TASK BRIEF: While copying the entries exactly, leave out each picture they contain.

*** THE DATA Section Begins ***

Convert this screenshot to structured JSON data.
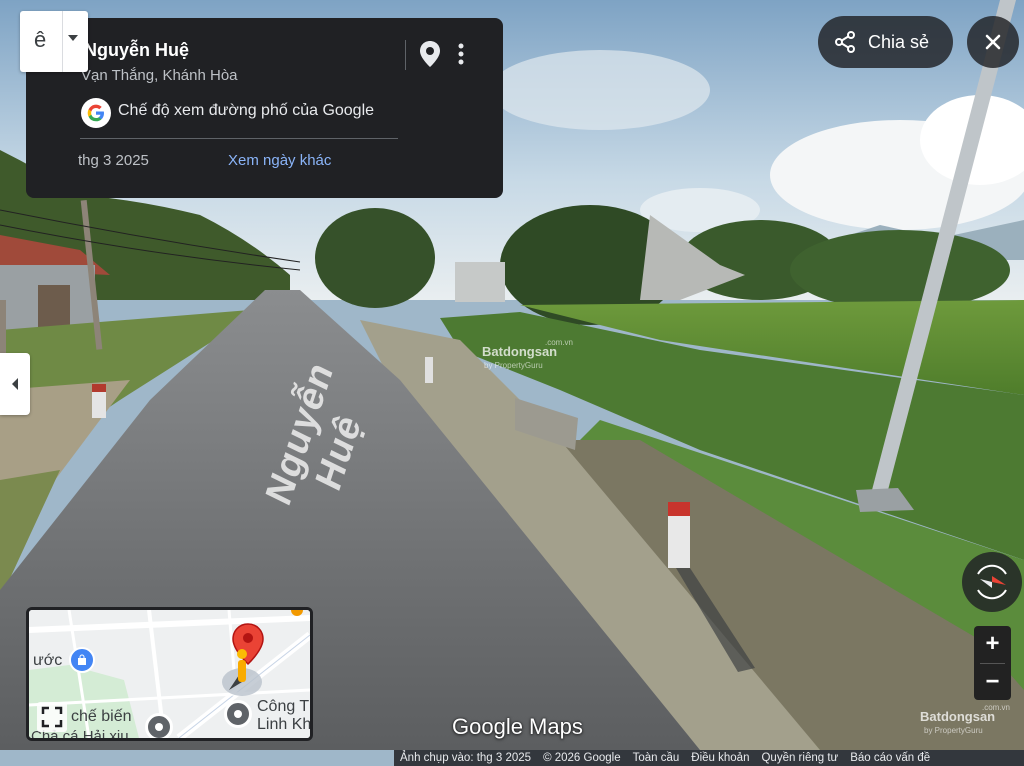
{
  "location": {
    "road_name": "Nguyễn Huệ",
    "area": "Vạn Thắng, Khánh Hòa",
    "street_view_label": "Chế độ xem đường phố của Google",
    "capture_date": "thg 3 2025",
    "other_dates_link": "Xem ngày khác"
  },
  "back_box": {
    "letter": "ê"
  },
  "header": {
    "share_label": "Chia sẻ"
  },
  "road_marking": "Nguyễn Huệ",
  "minimap": {
    "labels": {
      "left_top": "ước",
      "left_mid": "chế biến",
      "left_bot": "Chả cá Hải xịu",
      "right_top": "Công T",
      "right_bot": "Linh Kh"
    }
  },
  "watermarks": {
    "google_maps": "Google Maps",
    "bds_main": "Batdongsan",
    "bds_sub": "by PropertyGuru",
    "bds_domain": ".com.vn"
  },
  "footer": {
    "captured": "Ảnh chụp vào: thg 3 2025",
    "copyright": "© 2026 Google",
    "global": "Toàn cầu",
    "terms": "Điều khoản",
    "privacy": "Quyền riêng tư",
    "report": "Báo cáo vấn đề"
  },
  "zoom": {
    "in": "+",
    "out": "−"
  },
  "colors": {
    "card_bg": "#202124",
    "link": "#8ab4f8",
    "pin_red": "#ea4335"
  }
}
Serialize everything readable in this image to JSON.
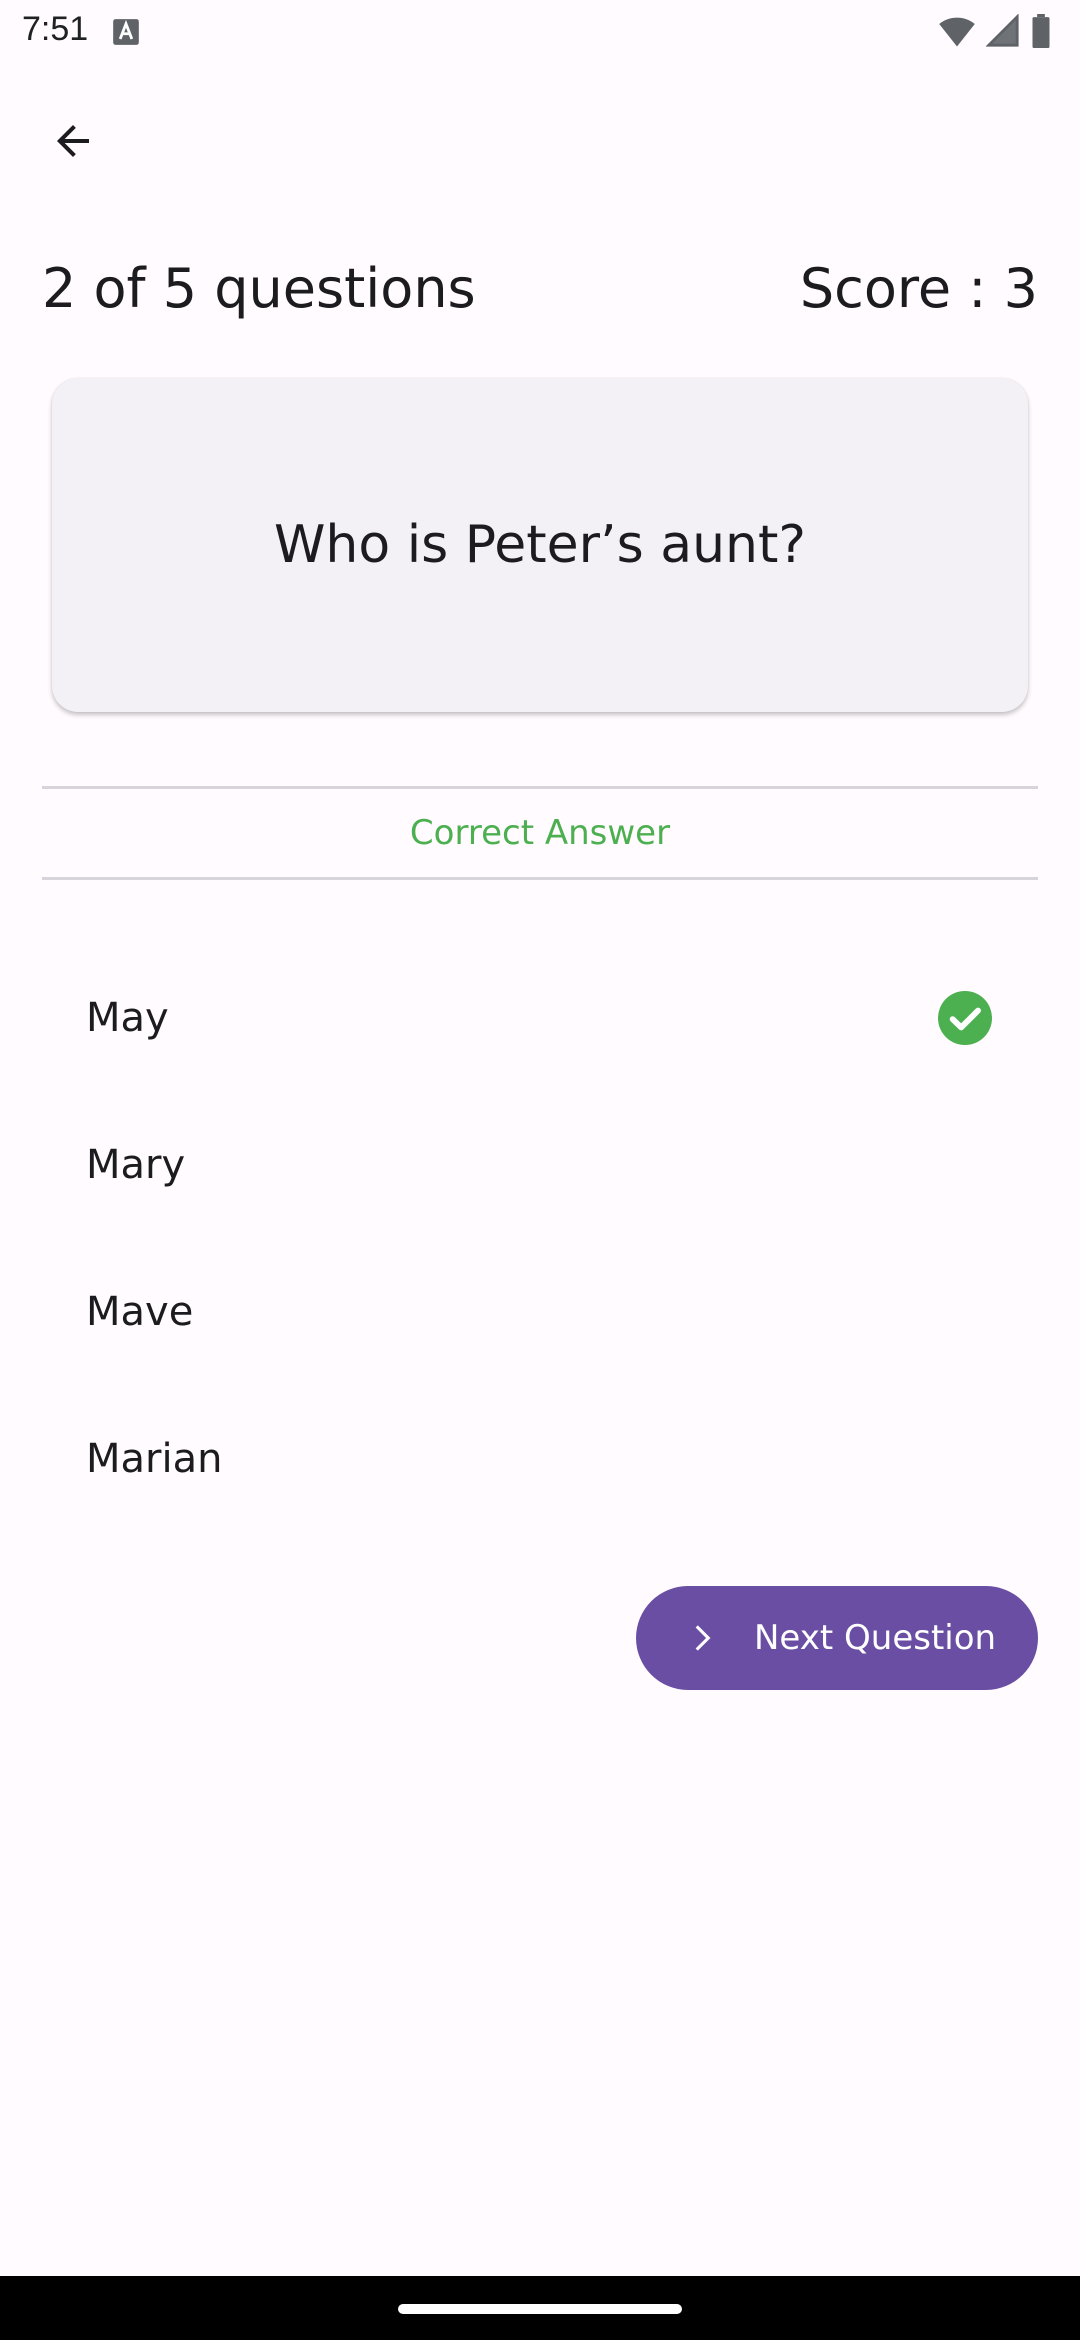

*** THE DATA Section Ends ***

REPLY:
Convert this screenshot to structured JSON data.
{
  "location": {
    "road_name": "Nguyễn Huệ",
    "area": "Vạn Thắng, Khánh Hòa",
    "street_view_label": "Chế độ xem đường phố của Google",
    "capture_date": "thg 3 2025",
    "other_dates_link": "Xem ngày khác"
  },
  "back_box": {
    "letter": "ê"
  },
  "header": {
    "share_label": "Chia sẻ"
  },
  "road_marking": "Nguyễn Huệ",
  "minimap": {
    "labels": {
      "left_top": "ước",
      "left_mid": "chế biến",
      "left_bot": "Chả cá Hải xịu",
      "right_top": "Công T",
      "right_bot": "Linh Kh"
    }
  },
  "watermarks": {
    "google_maps": "Google Maps",
    "bds_main": "Batdongsan",
    "bds_sub": "by PropertyGuru",
    "bds_domain": ".com.vn"
  },
  "footer": {
    "captured": "Ảnh chụp vào: thg 3 2025",
    "copyright": "© 2026 Google",
    "global": "Toàn cầu",
    "terms": "Điều khoản",
    "privacy": "Quyền riêng tư",
    "report": "Báo cáo vấn đề"
  },
  "zoom": {
    "in": "+",
    "out": "−"
  },
  "colors": {
    "card_bg": "#202124",
    "link": "#8ab4f8",
    "pin_red": "#ea4335"
  }
}
Serialize everything readable in this image to JSON.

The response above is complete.